§ **INFORMATION GIVEN**:
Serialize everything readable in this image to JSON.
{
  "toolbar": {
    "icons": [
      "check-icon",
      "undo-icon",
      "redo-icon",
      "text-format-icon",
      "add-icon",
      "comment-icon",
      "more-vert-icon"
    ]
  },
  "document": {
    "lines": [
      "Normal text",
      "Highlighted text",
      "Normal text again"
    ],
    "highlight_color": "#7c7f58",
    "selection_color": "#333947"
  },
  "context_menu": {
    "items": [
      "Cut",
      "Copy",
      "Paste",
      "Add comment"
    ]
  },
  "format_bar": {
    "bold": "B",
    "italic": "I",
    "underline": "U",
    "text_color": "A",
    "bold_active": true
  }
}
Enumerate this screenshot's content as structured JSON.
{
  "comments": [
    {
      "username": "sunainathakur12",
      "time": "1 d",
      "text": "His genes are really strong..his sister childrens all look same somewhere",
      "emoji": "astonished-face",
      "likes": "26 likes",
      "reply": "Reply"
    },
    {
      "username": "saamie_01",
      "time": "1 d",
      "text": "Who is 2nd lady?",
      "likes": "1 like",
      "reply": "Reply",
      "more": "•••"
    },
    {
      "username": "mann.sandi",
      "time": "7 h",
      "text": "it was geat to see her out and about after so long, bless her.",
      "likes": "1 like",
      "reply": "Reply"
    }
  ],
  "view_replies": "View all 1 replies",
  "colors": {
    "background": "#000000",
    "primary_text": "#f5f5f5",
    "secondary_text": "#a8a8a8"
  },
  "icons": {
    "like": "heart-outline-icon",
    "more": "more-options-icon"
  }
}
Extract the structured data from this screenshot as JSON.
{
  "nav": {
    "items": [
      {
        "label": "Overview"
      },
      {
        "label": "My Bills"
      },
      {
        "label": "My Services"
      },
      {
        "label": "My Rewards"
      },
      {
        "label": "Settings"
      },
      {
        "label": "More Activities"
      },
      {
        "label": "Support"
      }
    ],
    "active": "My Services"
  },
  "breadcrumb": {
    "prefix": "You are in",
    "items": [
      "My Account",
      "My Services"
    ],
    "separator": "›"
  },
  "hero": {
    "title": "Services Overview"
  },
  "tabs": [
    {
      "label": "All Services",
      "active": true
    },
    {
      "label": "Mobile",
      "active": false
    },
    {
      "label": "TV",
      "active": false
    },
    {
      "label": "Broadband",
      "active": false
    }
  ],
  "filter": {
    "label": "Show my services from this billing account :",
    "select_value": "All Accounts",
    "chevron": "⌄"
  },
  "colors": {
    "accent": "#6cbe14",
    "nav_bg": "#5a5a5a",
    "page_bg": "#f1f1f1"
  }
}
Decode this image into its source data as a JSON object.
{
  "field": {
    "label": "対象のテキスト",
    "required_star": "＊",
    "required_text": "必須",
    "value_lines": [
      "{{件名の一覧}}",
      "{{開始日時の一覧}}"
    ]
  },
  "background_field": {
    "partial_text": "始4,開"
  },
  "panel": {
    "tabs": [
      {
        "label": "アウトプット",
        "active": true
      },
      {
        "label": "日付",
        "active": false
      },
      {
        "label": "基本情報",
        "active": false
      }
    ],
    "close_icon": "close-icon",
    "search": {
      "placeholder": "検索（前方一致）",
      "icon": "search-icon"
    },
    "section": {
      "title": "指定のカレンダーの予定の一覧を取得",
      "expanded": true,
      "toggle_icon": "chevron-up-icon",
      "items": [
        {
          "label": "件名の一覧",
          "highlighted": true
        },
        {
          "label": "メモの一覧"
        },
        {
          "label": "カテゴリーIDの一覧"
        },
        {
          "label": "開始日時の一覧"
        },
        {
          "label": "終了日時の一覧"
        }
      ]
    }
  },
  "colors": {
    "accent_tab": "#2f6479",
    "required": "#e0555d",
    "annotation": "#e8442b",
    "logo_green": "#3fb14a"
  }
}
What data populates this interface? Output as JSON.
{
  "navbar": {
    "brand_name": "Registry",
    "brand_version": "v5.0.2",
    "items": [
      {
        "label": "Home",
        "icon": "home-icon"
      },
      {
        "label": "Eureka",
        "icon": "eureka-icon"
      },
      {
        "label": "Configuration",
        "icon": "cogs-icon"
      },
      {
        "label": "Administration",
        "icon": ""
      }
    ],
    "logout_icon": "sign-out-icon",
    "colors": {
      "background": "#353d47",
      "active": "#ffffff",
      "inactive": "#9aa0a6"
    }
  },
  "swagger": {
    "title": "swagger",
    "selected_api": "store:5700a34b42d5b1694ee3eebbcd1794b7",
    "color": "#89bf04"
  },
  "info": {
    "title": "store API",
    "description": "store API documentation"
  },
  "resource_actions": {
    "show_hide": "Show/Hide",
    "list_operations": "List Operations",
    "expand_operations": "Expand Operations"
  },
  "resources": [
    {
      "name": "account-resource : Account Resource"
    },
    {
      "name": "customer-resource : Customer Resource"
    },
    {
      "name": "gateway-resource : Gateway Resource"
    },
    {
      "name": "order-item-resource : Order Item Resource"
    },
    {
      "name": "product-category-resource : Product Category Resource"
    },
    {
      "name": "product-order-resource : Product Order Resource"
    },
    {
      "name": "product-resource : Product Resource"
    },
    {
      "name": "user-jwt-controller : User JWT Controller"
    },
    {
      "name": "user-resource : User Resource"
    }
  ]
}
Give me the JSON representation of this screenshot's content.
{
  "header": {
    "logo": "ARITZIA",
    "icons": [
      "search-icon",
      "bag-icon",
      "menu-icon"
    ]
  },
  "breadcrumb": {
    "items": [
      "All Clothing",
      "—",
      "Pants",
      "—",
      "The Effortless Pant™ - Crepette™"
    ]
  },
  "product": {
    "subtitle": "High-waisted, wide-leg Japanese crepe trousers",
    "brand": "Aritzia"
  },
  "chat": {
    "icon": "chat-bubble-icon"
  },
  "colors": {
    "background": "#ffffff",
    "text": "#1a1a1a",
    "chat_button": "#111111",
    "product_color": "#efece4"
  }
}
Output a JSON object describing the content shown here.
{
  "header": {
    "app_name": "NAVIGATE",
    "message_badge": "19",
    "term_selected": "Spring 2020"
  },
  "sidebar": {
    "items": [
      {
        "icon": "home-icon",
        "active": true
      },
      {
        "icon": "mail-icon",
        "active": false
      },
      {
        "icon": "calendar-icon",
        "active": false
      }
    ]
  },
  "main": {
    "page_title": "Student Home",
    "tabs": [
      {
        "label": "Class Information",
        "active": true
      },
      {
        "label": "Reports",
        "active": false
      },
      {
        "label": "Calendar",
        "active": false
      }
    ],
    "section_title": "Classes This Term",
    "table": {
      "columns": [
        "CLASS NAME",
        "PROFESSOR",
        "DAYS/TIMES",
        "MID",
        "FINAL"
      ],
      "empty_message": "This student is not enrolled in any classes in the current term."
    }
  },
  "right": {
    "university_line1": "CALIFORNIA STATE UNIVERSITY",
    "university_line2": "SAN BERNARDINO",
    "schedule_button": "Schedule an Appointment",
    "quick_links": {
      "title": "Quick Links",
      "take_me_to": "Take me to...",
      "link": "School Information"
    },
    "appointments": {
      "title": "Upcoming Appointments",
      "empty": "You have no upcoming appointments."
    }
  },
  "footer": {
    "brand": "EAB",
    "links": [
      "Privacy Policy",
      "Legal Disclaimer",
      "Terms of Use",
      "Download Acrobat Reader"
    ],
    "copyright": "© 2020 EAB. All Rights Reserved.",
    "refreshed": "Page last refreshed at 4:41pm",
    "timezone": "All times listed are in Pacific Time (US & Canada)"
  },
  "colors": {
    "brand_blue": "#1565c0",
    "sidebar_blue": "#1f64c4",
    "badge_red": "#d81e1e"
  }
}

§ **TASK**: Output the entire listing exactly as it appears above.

§ **ANSWER TO THIS TASK**:
Serialize everything readable in this image to JSON.
{
  "toolbar": {
    "icons": [
      "check-icon",
      "undo-icon",
      "redo-icon",
      "text-format-icon",
      "add-icon",
      "comment-icon",
      "more-vert-icon"
    ]
  },
  "document": {
    "lines": [
      "Normal text",
      "Highlighted text",
      "Normal text again"
    ],
    "highlight_color": "#7c7f58",
    "selection_color": "#333947"
  },
  "context_menu": {
    "items": [
      "Cut",
      "Copy",
      "Paste",
      "Add comment"
    ]
  },
  "format_bar": {
    "bold": "B",
    "italic": "I",
    "underline": "U",
    "text_color": "A",
    "bold_active": true
  }
}
Enumerate this screenshot's content as structured JSON.
{
  "comments": [
    {
      "username": "sunainathakur12",
      "time": "1 d",
      "text": "His genes are really strong..his sister childrens all look same somewhere",
      "emoji": "astonished-face",
      "likes": "26 likes",
      "reply": "Reply"
    },
    {
      "username": "saamie_01",
      "time": "1 d",
      "text": "Who is 2nd lady?",
      "likes": "1 like",
      "reply": "Reply",
      "more": "•••"
    },
    {
      "username": "mann.sandi",
      "time": "7 h",
      "text": "it was geat to see her out and about after so long, bless her.",
      "likes": "1 like",
      "reply": "Reply"
    }
  ],
  "view_replies": "View all 1 replies",
  "colors": {
    "background": "#000000",
    "primary_text": "#f5f5f5",
    "secondary_text": "#a8a8a8"
  },
  "icons": {
    "like": "heart-outline-icon",
    "more": "more-options-icon"
  }
}
Extract the structured data from this screenshot as JSON.
{
  "nav": {
    "items": [
      {
        "label": "Overview"
      },
      {
        "label": "My Bills"
      },
      {
        "label": "My Services"
      },
      {
        "label": "My Rewards"
      },
      {
        "label": "Settings"
      },
      {
        "label": "More Activities"
      },
      {
        "label": "Support"
      }
    ],
    "active": "My Services"
  },
  "breadcrumb": {
    "prefix": "You are in",
    "items": [
      "My Account",
      "My Services"
    ],
    "separator": "›"
  },
  "hero": {
    "title": "Services Overview"
  },
  "tabs": [
    {
      "label": "All Services",
      "active": true
    },
    {
      "label": "Mobile",
      "active": false
    },
    {
      "label": "TV",
      "active": false
    },
    {
      "label": "Broadband",
      "active": false
    }
  ],
  "filter": {
    "label": "Show my services from this billing account :",
    "select_value": "All Accounts",
    "chevron": "⌄"
  },
  "colors": {
    "accent": "#6cbe14",
    "nav_bg": "#5a5a5a",
    "page_bg": "#f1f1f1"
  }
}
Decode this image into its source data as a JSON object.
{
  "field": {
    "label": "対象のテキスト",
    "required_star": "＊",
    "required_text": "必須",
    "value_lines": [
      "{{件名の一覧}}",
      "{{開始日時の一覧}}"
    ]
  },
  "background_field": {
    "partial_text": "始4,開"
  },
  "panel": {
    "tabs": [
      {
        "label": "アウトプット",
        "active": true
      },
      {
        "label": "日付",
        "active": false
      },
      {
        "label": "基本情報",
        "active": false
      }
    ],
    "close_icon": "close-icon",
    "search": {
      "placeholder": "検索（前方一致）",
      "icon": "search-icon"
    },
    "section": {
      "title": "指定のカレンダーの予定の一覧を取得",
      "expanded": true,
      "toggle_icon": "chevron-up-icon",
      "items": [
        {
          "label": "件名の一覧",
          "highlighted": true
        },
        {
          "label": "メモの一覧"
        },
        {
          "label": "カテゴリーIDの一覧"
        },
        {
          "label": "開始日時の一覧"
        },
        {
          "label": "終了日時の一覧"
        }
      ]
    }
  },
  "colors": {
    "accent_tab": "#2f6479",
    "required": "#e0555d",
    "annotation": "#e8442b",
    "logo_green": "#3fb14a"
  }
}
What data populates this interface? Output as JSON.
{
  "navbar": {
    "brand_name": "Registry",
    "brand_version": "v5.0.2",
    "items": [
      {
        "label": "Home",
        "icon": "home-icon"
      },
      {
        "label": "Eureka",
        "icon": "eureka-icon"
      },
      {
        "label": "Configuration",
        "icon": "cogs-icon"
      },
      {
        "label": "Administration",
        "icon": ""
      }
    ],
    "logout_icon": "sign-out-icon",
    "colors": {
      "background": "#353d47",
      "active": "#ffffff",
      "inactive": "#9aa0a6"
    }
  },
  "swagger": {
    "title": "swagger",
    "selected_api": "store:5700a34b42d5b1694ee3eebbcd1794b7",
    "color": "#89bf04"
  },
  "info": {
    "title": "store API",
    "description": "store API documentation"
  },
  "resource_actions": {
    "show_hide": "Show/Hide",
    "list_operations": "List Operations",
    "expand_operations": "Expand Operations"
  },
  "resources": [
    {
      "name": "account-resource : Account Resource"
    },
    {
      "name": "customer-resource : Customer Resource"
    },
    {
      "name": "gateway-resource : Gateway Resource"
    },
    {
      "name": "order-item-resource : Order Item Resource"
    },
    {
      "name": "product-category-resource : Product Category Resource"
    },
    {
      "name": "product-order-resource : Product Order Resource"
    },
    {
      "name": "product-resource : Product Resource"
    },
    {
      "name": "user-jwt-controller : User JWT Controller"
    },
    {
      "name": "user-resource : User Resource"
    }
  ]
}
Give me the JSON representation of this screenshot's content.
{
  "header": {
    "logo": "ARITZIA",
    "icons": [
      "search-icon",
      "bag-icon",
      "menu-icon"
    ]
  },
  "breadcrumb": {
    "items": [
      "All Clothing",
      "—",
      "Pants",
      "—",
      "The Effortless Pant™ - Crepette™"
    ]
  },
  "product": {
    "subtitle": "High-waisted, wide-leg Japanese crepe trousers",
    "brand": "Aritzia"
  },
  "chat": {
    "icon": "chat-bubble-icon"
  },
  "colors": {
    "background": "#ffffff",
    "text": "#1a1a1a",
    "chat_button": "#111111",
    "product_color": "#efece4"
  }
}
Output a JSON object describing the content shown here.
{
  "header": {
    "app_name": "NAVIGATE",
    "message_badge": "19",
    "term_selected": "Spring 2020"
  },
  "sidebar": {
    "items": [
      {
        "icon": "home-icon",
        "active": true
      },
      {
        "icon": "mail-icon",
        "active": false
      },
      {
        "icon": "calendar-icon",
        "active": false
      }
    ]
  },
  "main": {
    "page_title": "Student Home",
    "tabs": [
      {
        "label": "Class Information",
        "active": true
      },
      {
        "label": "Reports",
        "active": false
      },
      {
        "label": "Calendar",
        "active": false
      }
    ],
    "section_title": "Classes This Term",
    "table": {
      "columns": [
        "CLASS NAME",
        "PROFESSOR",
        "DAYS/TIMES",
        "MID",
        "FINAL"
      ],
      "empty_message": "This student is not enrolled in any classes in the current term."
    }
  },
  "right": {
    "university_line1": "CALIFORNIA STATE UNIVERSITY",
    "university_line2": "SAN BERNARDINO",
    "schedule_button": "Schedule an Appointment",
    "quick_links": {
      "title": "Quick Links",
      "take_me_to": "Take me to...",
      "link": "School Information"
    },
    "appointments": {
      "title": "Upcoming Appointments",
      "empty": "You have no upcoming appointments."
    }
  },
  "footer": {
    "brand": "EAB",
    "links": [
      "Privacy Policy",
      "Legal Disclaimer",
      "Terms of Use",
      "Download Acrobat Reader"
    ],
    "copyright": "© 2020 EAB. All Rights Reserved.",
    "refreshed": "Page last refreshed at 4:41pm",
    "timezone": "All times listed are in Pacific Time (US & Canada)"
  },
  "colors": {
    "brand_blue": "#1565c0",
    "sidebar_blue": "#1f64c4",
    "badge_red": "#d81e1e"
  }
}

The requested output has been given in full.